# R Caret Package

# PRML Reading Notes

# [Kaggle] House Prices: Advanced Regression Techniques & Bayesian Optimization

## Terms Mentioned in the Posts

Kernel Ridge Regression (KRR) & Support Vector Regression (SVR)

#### Comparison

http://scikit-learn.org/stable/auto_examples/plot_kernel_ridge_regression.html

For automatic parameter tuning.

**R package**

https://cran.r-project.org/web/packages/rBayesianOptimization/rBayesianOptimization.pdf

**A well-known python implementation of Bayesian Optimization**

https://github.com/JasperSnoek/spearmint

**Example using spearmint to train an NN against Kaggle dataset**

# TF-IDF

# Readings on Kaggle

# [Reading Notes] Efficient BackProp

# Abstract

- Explains common phenomenon observed by practitioners
- Gives some tricks to avoid undesirable behaviors of backprop, and explains why they work
- Proposed a few methods that do not have the impractical limitations which most “classical” second-order methods have for large neural networks

# Introduction

Getting BackProp to work well, and sometimes to work at all, can seem more of **an art than a science**

- Many seemingly arbitrary choices, eg. # and types of nodes, layers, learning rates, training and test sets
- There is no foolproof recipe for deciding them because they are largely
**problem and data dependent** - There are
**heuristics or tricks**for improving its performance - Issues of
**convergence**

# Learning and Generalization

Much of the successful approaches can be categorized as *gradient-based* learning methods.

## Decomposing the generalization error into two terms: bias and variance

- Bias: how much the network output, averaged over all possible data sets differs from the desired function
- Variance: how much the network output varies between datasets
- Early in training:
- Bias is large, because the network output is far from the desired function
- Variance is very small, because the data has had little influence yet

- Late in training:
- Bias is small, because the network has learned the underlying function
- If overtrained, variance will be large because the noise varies between datasets

- Minimum total error = min(bias + variance)

## How to make the model generalize well

- Choice of model (model selection)
- Architecture
- Cost function
- Tricks that increases the speed and quality of the minimization
- The existence of overtraining has led several authors to suggest that
**inaccurate minimization algorithms**can be better than good ones

- The existence of overtraining has led several authors to suggest that

# Standard BackProp

## Learning rate

A proper choice of η is important:

- In the simplest case, η is a
**scalar constant** - More sophisticated procedures use
**variable**η - In other methods η takes the form of a
**diagonal**matrix, or is**an estimate of the inverse Hessian matrix**of the cost function (second derivative matrix)- Newton
- Quasi-Newton
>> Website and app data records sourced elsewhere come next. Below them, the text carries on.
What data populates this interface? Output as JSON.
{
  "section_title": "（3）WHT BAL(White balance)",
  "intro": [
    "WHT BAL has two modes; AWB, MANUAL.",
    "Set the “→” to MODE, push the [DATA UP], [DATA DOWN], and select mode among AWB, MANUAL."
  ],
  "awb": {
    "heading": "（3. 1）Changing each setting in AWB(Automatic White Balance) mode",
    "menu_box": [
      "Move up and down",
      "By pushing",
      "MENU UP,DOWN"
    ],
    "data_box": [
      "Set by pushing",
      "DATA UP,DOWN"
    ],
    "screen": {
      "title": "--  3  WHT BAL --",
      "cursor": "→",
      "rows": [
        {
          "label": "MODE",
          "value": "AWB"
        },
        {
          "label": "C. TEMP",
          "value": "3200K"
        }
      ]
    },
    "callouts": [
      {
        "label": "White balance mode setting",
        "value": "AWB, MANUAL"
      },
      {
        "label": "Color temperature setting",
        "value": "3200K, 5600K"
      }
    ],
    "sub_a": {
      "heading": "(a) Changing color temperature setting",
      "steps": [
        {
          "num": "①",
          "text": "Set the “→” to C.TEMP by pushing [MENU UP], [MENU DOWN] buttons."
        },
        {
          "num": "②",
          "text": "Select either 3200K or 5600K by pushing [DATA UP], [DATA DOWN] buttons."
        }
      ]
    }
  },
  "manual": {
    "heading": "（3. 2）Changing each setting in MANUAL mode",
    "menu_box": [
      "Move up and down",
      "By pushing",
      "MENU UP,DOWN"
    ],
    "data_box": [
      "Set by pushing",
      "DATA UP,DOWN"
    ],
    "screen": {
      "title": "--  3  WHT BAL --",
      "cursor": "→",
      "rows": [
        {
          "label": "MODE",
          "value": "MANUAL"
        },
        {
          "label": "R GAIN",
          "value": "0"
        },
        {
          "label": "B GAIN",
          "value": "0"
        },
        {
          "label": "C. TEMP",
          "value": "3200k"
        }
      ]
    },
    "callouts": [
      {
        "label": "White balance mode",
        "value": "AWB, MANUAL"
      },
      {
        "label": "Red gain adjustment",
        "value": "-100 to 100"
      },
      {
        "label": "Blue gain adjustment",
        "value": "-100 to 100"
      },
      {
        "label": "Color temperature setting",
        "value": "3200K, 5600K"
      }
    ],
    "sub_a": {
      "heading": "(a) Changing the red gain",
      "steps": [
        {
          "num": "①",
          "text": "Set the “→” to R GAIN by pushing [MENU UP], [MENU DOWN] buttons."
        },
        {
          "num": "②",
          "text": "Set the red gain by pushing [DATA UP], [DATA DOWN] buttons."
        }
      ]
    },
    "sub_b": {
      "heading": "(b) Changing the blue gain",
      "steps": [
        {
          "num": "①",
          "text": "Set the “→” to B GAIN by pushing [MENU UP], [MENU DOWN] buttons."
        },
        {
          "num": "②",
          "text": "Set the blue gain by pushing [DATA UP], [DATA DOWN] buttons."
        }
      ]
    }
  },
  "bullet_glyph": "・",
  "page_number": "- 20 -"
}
# A Few Practical Tricks

BackProp can be very slow particularly for multilayered networks where the cost surface is typically non-quadratic, non-convex, and high dimensional with many local minima and/or flat regions.

No formula to guarantee:

- The network will converge to a good solution
- Convergence is swift
- Convergence even occurs at all

Below are a number of tricks that can greatly improve the chances of finding a good solution while also decreasing the convergence time often by orders of magnitude.

## Stochastic versus Batch Learning

The estimate of stochastic gradient is noisy, so the weights may not move precisely down to gradient at each iteration

This “**noise**” at each iteration can be advantageous

### Advantages of Stochastic Learning

- Usually
**much faster**than batch learning- Particularly on large redundant datasets
- In practice, examples rarely appear more than once in a dataset, but there are usually
**clusters of patterns**that are very similar

- Also often results in better solution because of the
**noise**in the updates- Batch learning will discover the minimum of whatever basin the weights are initially placed
- In stochastic learning, the noise present in the updates can result in the weights jumping into the basin of another, possibly deeper, local minimum

- Can be used for
**tracking changes**- With batch learning, changes go undetected since we are likely to average over several rules
- Online learning will track the changes when the function being modeled is changing over time
- A quite common scenario in industrial applications: data distribution changes gradually over time

### Advantages of Batch Learning

Many acceleration techniques (eg. conjugate gradient) only operate in batch learning

No reading notes for the remaining of the paper, please just read the paper 🙂